- Lost Highway received two “thumbs down” ratings from Siskel & Ebert’s “At the Movies” syndicated movie review program. Lynch insisted the movie poster be rewritten to highlight the critics’ dual pans, describing the bad ratings as “two good reasons to go and see Lost Highway.”
- The film cost about 15 million dollars to make but grossed less than 4 million at the U.S. box office.
- Lost Highway boasts a number of cameo roles, including rockers Henry Rollins as a guard and Marilyn Manson as a porn actor, John Waters mainstay Mink Stole in a voiceover, and Richard Prior as one of Pete’s co-workers.
- This film marks the last onscreen appearance of Jack Nance, who appeared in all of Lynch’s films until his death in 1996.
INDELIBLE IMAGE: Robert Blake’s “Mystery Man,” an eyebrow-free, perpetually grinning pasty-faced ghoul who likes to crash L.A. cocktail parties and whose idea of small talk is to call himself on his cell phone to deliver obscure metaphysical portents of doom.
WHAT MAKES IT WEIRD: Imagine you’re on a desert highway. It’s long past midnight and you can’t see anything but the onrushing yellow traffic lines a few feet in front of the car’s headlights. David Bowie is crooning “funny how secrets travel” from the stereo. David Lynch is at the wheel, he’s jittery from drinking too much coffee, and neither you nor he has no idea where you’re going.

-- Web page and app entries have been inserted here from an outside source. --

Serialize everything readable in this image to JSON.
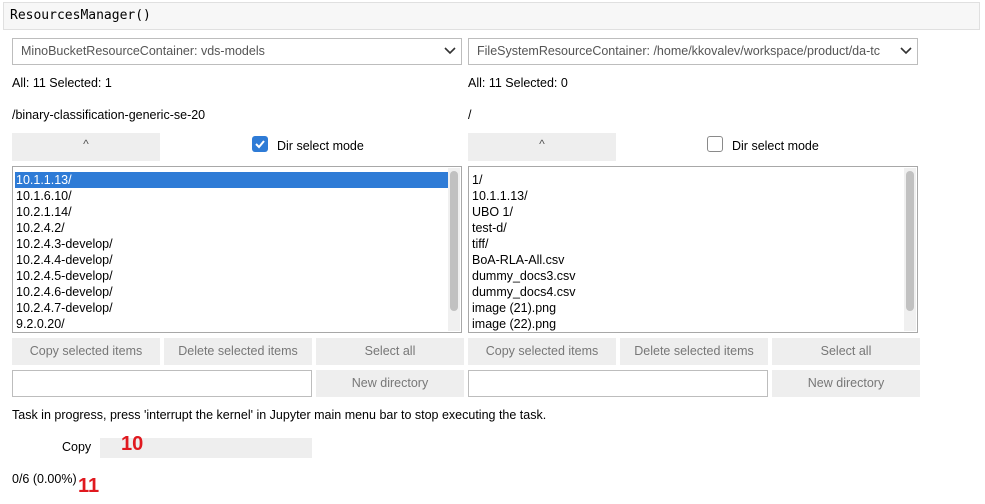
{
  "code_cell": {
    "text": "ResourcesManager()"
  },
  "left": {
    "container_select": "MinoBucketResourceContainer: vds-models",
    "counts": "All: 11 Selected: 1",
    "path": "/binary-classification-generic-se-20",
    "up_button": "^",
    "dir_select_label": "Dir select mode",
    "dir_select_checked": true,
    "items": [
      "10.1.1.13/",
      "10.1.6.10/",
      "10.2.1.14/",
      "10.2.4.2/",
      "10.2.4.3-develop/",
      "10.2.4.4-develop/",
      "10.2.4.5-develop/",
      "10.2.4.6-develop/",
      "10.2.4.7-develop/",
      "9.2.0.20/"
    ],
    "selected_item": "10.1.1.13/",
    "copy_label": "Copy selected items",
    "delete_label": "Delete selected items",
    "select_all_label": "Select all",
    "new_dir_label": "New directory",
    "new_dir_value": ""
  },
  "right": {
    "container_select": "FileSystemResourceContainer: /home/kkovalev/workspace/product/da-tc",
    "counts": "All: 11 Selected: 0",
    "path": "/",
    "up_button": "^",
    "dir_select_label": "Dir select mode",
    "dir_select_checked": false,
    "items": [
      "1/",
      "10.1.1.13/",
      "UBO 1/",
      "test-d/",
      "tiff/",
      "BoA-RLA-All.csv",
      "dummy_docs3.csv",
      "dummy_docs4.csv",
      "image (21).png",
      "image (22).png"
    ],
    "copy_label": "Copy selected items",
    "delete_label": "Delete selected items",
    "select_all_label": "Select all",
    "new_dir_label": "New directory",
    "new_dir_value": ""
  },
  "task": {
    "message": "Task in progress, press 'interrupt the kernel' in Jupyter main menu bar to stop executing the task.",
    "progress_label": "Copy",
    "progress_fraction": 0.0,
    "progress_text": "0/6 (0.00%)"
  },
  "annotations": {
    "mark_a": "10",
    "mark_b": "11",
    "color": "#e0191f"
  },
  "colors": {
    "selection": "#2e7bd6",
    "button_bg": "#eeeeee"
  },
  "icons": {
    "dropdown": "chevron-down-icon",
    "check": "checkmark-icon"
  }
}
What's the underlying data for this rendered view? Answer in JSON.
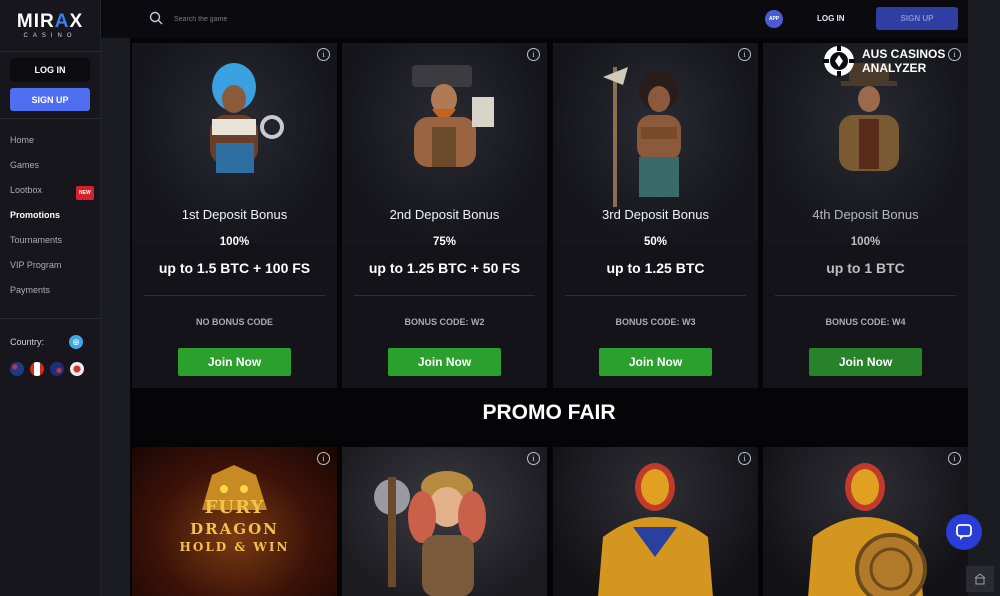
{
  "brand": {
    "name_a": "MIR",
    "name_x": "A",
    "name_b": "X",
    "sub": "CASINO"
  },
  "sidebar": {
    "login_label": "LOG IN",
    "signup_label": "SIGN UP",
    "items": [
      {
        "label": "Home"
      },
      {
        "label": "Games"
      },
      {
        "label": "Lootbox",
        "badge": "NEW"
      },
      {
        "label": "Promotions",
        "active": true
      },
      {
        "label": "Tournaments"
      },
      {
        "label": "VIP Program"
      },
      {
        "label": "Payments"
      }
    ],
    "country_label": "Country:",
    "flags": [
      "au-flag-icon",
      "ca-flag-icon",
      "nz-flag-icon",
      "other-flag-icon"
    ]
  },
  "topbar": {
    "search_placeholder": "Search the game",
    "app_label": "APP",
    "login_label": "LOG IN",
    "signup_label": "SIGN UP"
  },
  "bonuses": [
    {
      "title": "1st Deposit Bonus",
      "percent": "100%",
      "offer": "up to 1.5 BTC + 100 FS",
      "code": "NO BONUS CODE",
      "cta": "Join Now"
    },
    {
      "title": "2nd Deposit Bonus",
      "percent": "75%",
      "offer": "up to 1.25 BTC + 50 FS",
      "code": "BONUS CODE: W2",
      "cta": "Join Now"
    },
    {
      "title": "3rd Deposit Bonus",
      "percent": "50%",
      "offer": "up to 1.25 BTC",
      "code": "BONUS CODE: W3",
      "cta": "Join Now"
    },
    {
      "title": "4th Deposit Bonus",
      "percent": "100%",
      "offer": "up to 1 BTC",
      "code": "BONUS CODE: W4",
      "cta": "Join Now"
    }
  ],
  "promo_heading": "PROMO FAIR",
  "promo_games": [
    {
      "line1": "FURY",
      "line2": "DRAGON",
      "line3": "HOLD & WIN"
    },
    {
      "line1": "",
      "line2": "",
      "line3": ""
    },
    {
      "line1": "",
      "line2": "",
      "line3": ""
    },
    {
      "line1": "",
      "line2": "",
      "line3": ""
    }
  ],
  "watermark": {
    "line1": "AUS CASINOS",
    "line2": "ANALYZER"
  },
  "colors": {
    "accent": "#4f6ef0",
    "join": "#2ca02c",
    "background": "#050507"
  }
}
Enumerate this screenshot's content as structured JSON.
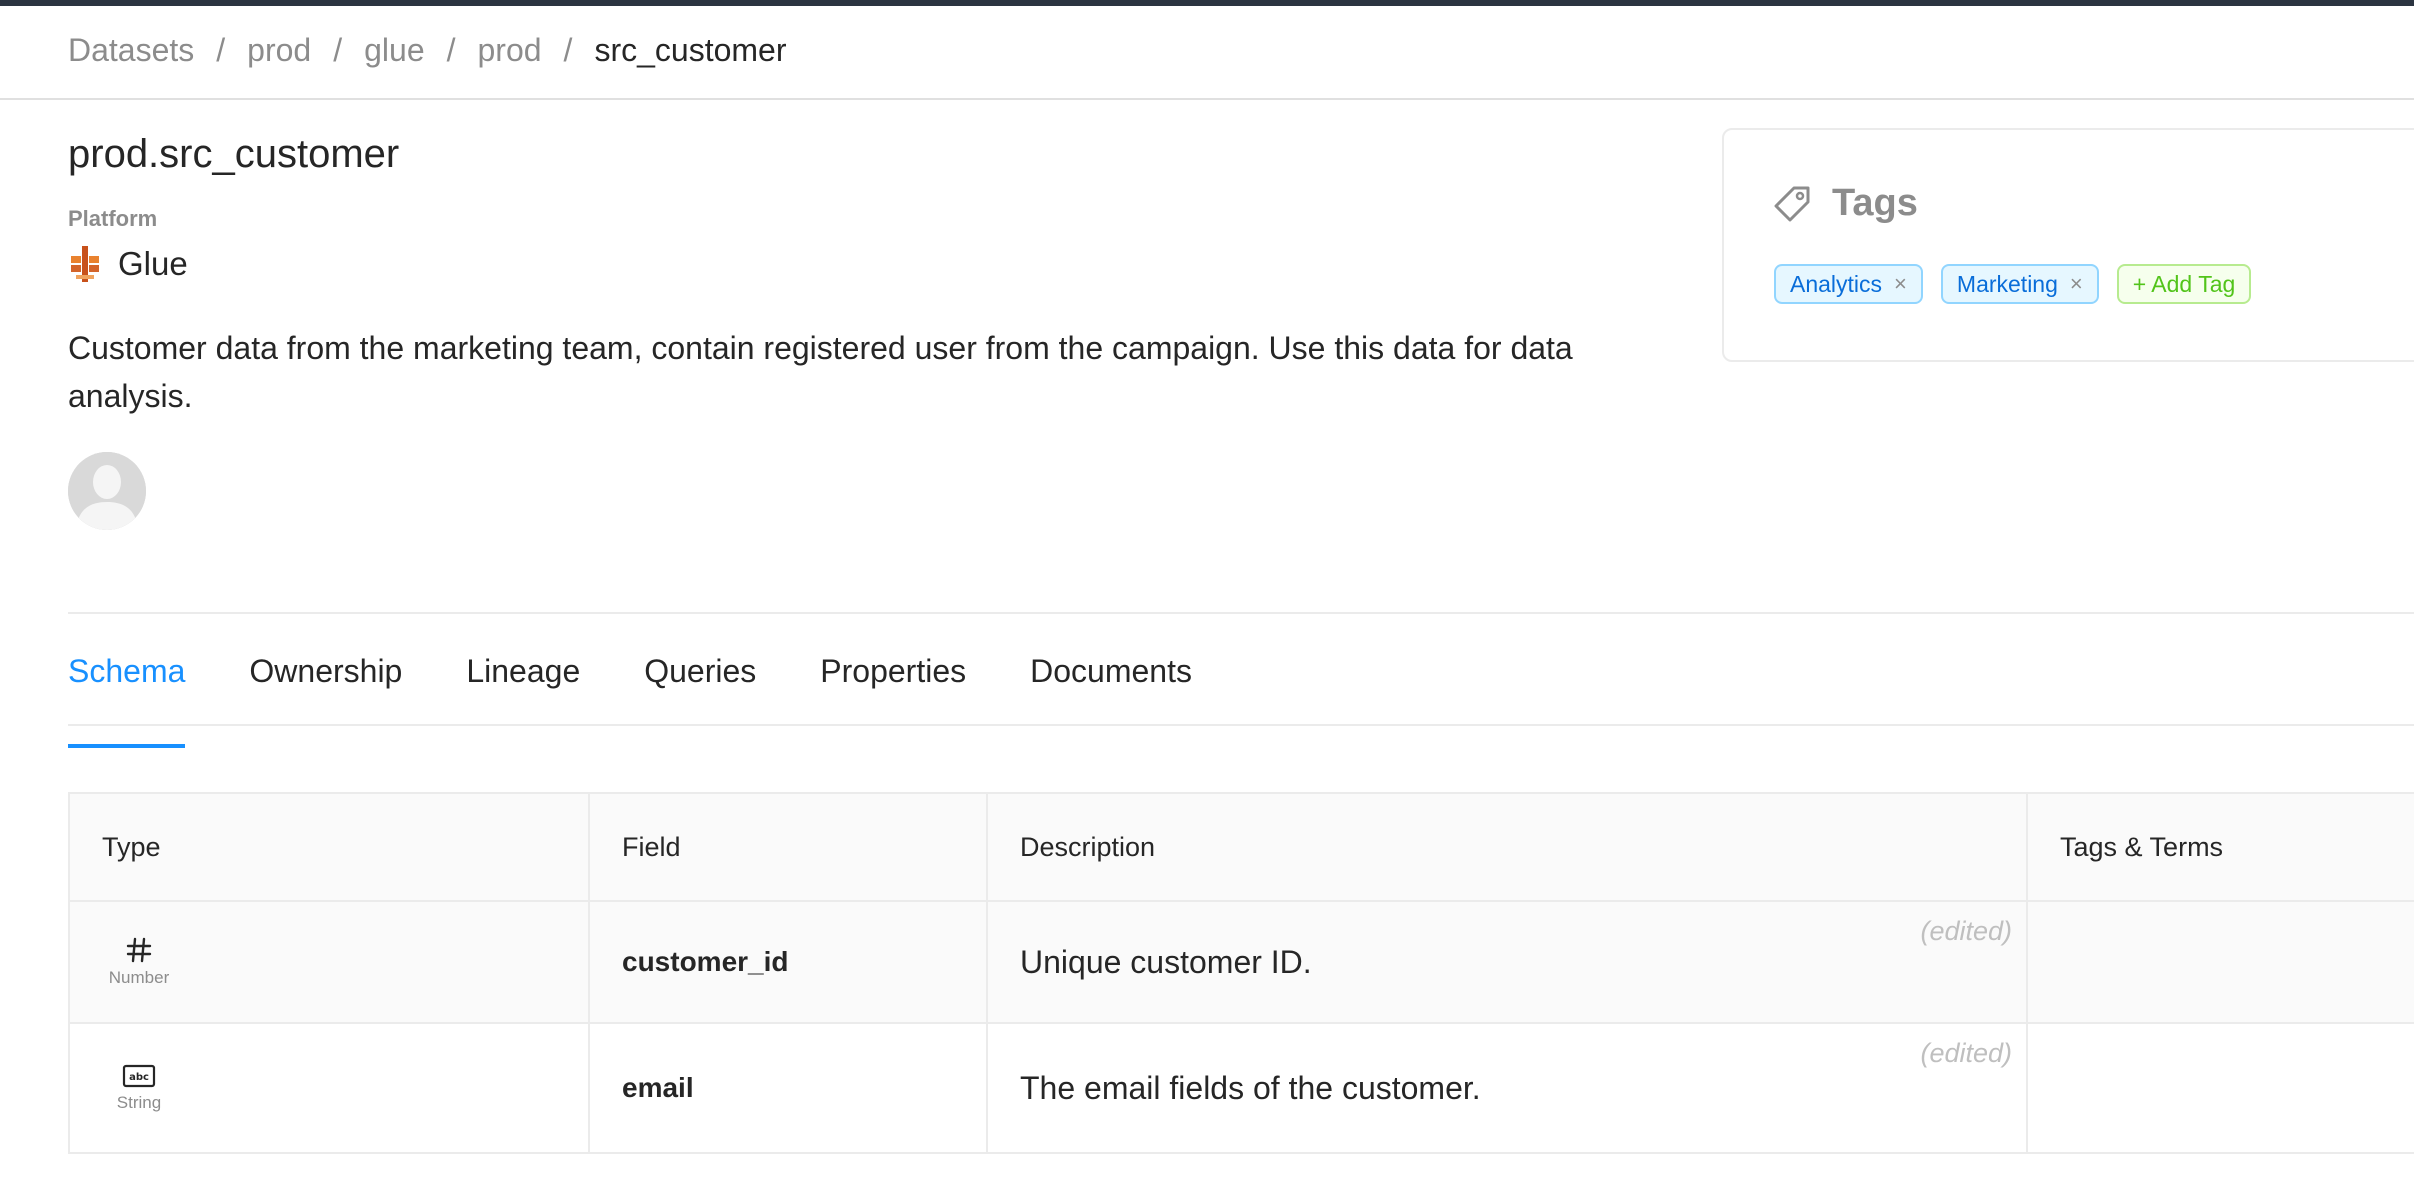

Strap yourself in. It’s going to be a wild ride.
Original trailer for Lost Highway
COMMENTS: Made five years after the divisive mixed blessing that was Twin Peaks: Fire Walk with Me, Lost Highway marks the beginning of the Continue reading 133. LOST HIGHWAY (1997)